• Task directions: The records sit below. Return every line in them that holds the word "other".

• Records to process:
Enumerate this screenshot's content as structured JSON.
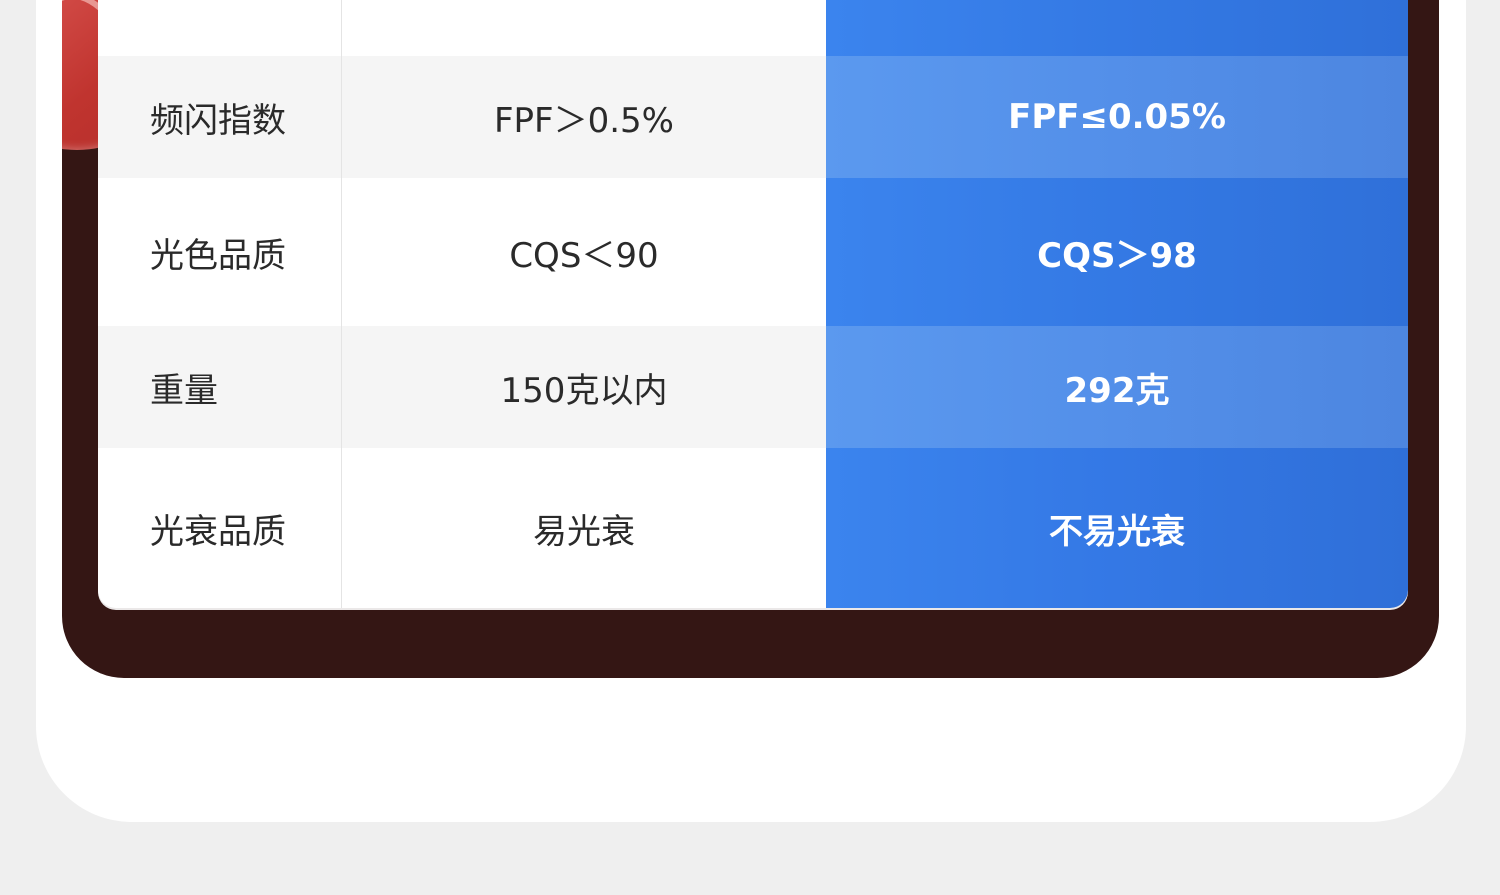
{
  "comparison": {
    "rows": [
      {
        "label": "",
        "other": "",
        "ours": ""
      },
      {
        "label": "频闪指数",
        "other": "FPF＞0.5%",
        "ours": "FPF≤0.05%"
      },
      {
        "label": "光色品质",
        "other": "CQS＜90",
        "ours": "CQS＞98"
      },
      {
        "label": "重量",
        "other": "150克以内",
        "ours": "292克"
      },
      {
        "label": "光衰品质",
        "other": "易光衰",
        "ours": "不易光衰"
      }
    ]
  },
  "colors": {
    "page_background": "#efefef",
    "card_background": "#ffffff",
    "panel_dark": "#341614",
    "highlight_blue": "#3479e4",
    "highlight_blue_light": "#538fe9",
    "accent_red": "#d6504c"
  }
}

• Solution to this problem:
        "other": "",
        "other": "FPF＞0.5%",
        "other": "CQS＜90",
        "other": "150克以内",
        "other": "易光衰",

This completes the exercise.